For this purpose, a special pyrolysis process suitable for oil shale developed in Estonia is used, i.e. heating the material in a closed retort without air access. In co-pyrolysis gas, oil, solid residue, or semi-coke are produced, all of which can find practical use in the energy, chemical, or building materials industries.

What makes the development project special is that the co-pyrolysis of oil shale and waste can now be applied industrially in the Estonian oil shale industry, and no new equipment is required. Materials used in co-pyrolysis, as a rule, do not need pre-sorting, cleaning, or washing, which makes this method effective and non-consuming additional energy.

Co-pyrolysis studies received recognition for the best development work of the Tallinn University of Technology in 2021. Member of the evaluation jury, vice-rector for entrepreneurship Sven Illing praised the development and its great potential for the Estonian industry.
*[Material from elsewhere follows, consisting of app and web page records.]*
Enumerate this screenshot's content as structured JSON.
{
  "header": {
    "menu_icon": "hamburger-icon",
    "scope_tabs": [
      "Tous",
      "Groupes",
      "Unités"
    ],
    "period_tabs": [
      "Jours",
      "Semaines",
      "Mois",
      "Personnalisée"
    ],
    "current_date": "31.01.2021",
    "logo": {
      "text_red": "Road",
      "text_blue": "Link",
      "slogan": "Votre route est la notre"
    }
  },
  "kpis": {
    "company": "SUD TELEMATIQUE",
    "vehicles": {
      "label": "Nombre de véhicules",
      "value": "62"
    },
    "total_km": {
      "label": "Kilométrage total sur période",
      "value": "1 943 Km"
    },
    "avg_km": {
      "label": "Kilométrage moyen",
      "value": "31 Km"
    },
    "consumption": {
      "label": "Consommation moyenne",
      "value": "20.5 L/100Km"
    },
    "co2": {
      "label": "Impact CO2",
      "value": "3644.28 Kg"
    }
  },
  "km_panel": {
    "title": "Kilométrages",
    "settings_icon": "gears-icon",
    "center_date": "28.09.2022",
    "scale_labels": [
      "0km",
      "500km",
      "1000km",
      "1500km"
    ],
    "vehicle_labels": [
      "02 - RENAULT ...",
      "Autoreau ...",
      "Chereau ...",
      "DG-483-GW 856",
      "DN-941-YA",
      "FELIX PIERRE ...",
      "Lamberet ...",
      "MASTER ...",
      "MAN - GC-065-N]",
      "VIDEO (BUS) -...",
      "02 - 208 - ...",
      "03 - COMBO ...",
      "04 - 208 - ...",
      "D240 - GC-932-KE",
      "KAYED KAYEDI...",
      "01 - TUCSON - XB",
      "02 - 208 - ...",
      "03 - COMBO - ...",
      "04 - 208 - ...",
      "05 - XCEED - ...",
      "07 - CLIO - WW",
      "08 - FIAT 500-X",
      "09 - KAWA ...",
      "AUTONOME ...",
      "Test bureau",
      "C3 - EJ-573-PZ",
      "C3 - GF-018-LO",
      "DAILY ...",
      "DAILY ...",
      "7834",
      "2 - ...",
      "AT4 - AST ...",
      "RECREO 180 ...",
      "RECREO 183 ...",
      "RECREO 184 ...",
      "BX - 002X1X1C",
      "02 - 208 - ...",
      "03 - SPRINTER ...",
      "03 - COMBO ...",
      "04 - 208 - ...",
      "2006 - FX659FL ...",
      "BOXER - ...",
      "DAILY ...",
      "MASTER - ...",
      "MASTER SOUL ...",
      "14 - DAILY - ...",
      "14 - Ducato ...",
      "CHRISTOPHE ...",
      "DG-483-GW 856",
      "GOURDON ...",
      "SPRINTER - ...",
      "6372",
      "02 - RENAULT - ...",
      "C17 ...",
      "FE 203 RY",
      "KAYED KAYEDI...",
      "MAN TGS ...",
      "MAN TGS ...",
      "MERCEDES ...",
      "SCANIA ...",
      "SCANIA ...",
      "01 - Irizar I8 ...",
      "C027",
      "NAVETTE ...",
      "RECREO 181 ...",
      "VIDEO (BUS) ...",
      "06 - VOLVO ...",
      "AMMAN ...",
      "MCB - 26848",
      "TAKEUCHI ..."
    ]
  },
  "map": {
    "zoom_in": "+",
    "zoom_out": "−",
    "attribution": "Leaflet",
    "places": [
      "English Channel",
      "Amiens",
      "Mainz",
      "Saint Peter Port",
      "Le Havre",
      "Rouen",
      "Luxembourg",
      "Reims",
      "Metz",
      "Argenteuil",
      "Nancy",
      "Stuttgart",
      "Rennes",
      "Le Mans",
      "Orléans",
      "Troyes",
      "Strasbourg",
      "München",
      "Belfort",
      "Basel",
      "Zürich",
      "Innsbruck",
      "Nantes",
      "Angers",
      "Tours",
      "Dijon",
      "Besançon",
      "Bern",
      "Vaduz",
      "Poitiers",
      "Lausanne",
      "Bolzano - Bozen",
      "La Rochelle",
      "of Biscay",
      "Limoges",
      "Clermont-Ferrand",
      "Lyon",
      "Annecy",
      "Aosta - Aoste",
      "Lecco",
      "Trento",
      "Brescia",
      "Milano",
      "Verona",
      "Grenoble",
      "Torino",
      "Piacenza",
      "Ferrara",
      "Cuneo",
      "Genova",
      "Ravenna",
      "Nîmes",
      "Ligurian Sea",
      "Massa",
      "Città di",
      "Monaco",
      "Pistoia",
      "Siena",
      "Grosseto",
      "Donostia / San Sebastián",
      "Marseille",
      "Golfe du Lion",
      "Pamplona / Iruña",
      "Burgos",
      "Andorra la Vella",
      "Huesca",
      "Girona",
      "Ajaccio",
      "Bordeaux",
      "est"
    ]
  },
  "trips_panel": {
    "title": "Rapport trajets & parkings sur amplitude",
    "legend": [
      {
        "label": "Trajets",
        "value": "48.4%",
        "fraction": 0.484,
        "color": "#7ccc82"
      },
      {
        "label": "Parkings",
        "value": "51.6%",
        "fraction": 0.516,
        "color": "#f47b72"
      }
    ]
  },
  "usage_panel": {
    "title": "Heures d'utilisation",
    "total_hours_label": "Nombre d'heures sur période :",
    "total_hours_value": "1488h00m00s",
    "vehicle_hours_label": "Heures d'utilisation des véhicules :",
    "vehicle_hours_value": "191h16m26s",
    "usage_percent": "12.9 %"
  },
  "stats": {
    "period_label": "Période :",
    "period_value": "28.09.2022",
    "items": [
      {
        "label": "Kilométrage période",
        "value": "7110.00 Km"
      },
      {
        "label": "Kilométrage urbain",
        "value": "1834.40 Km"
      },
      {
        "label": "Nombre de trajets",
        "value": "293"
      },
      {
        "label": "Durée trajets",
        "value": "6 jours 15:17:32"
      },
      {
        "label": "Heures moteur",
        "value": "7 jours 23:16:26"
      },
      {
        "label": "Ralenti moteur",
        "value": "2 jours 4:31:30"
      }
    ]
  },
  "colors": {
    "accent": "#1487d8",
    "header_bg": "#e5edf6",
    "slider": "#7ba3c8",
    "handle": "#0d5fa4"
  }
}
Hella Riisalu, the senior researcher at the Oil Shale Competence Centre at Virumaa College, noted that the whole group is very satisfied with the results of the work, as it is progress in the circular economy. "In addition, the whole study is the basis for the real implementation of the principles of both the green transition and the circular economy in cooperation with the oil shale industry and other sectors, using existing technology," noted Riisalu.

On June 30, 2022, Olga Pihl, head of the research group of the Fuels Technology Laboratory at Virumaa college, successfully defended the scientific work "Co-pyrolysis of Estonian oil shale with polymer waste". The research is carried out within the framework of the project "Valuing oil shale (products) and expanding the field of activity of the Oil Shale Competence Centre" funded by the European Union Regional Development Fund.

Professor Allan Niidu, Ph.D. thesis supervisor, and Olga Pihl will present the results of the research and development project on co-pyrolysis of polymeric waste in the Estonian booth at the EuroScience Open Forum, Europe's largest research forum, already on 14 July 2022.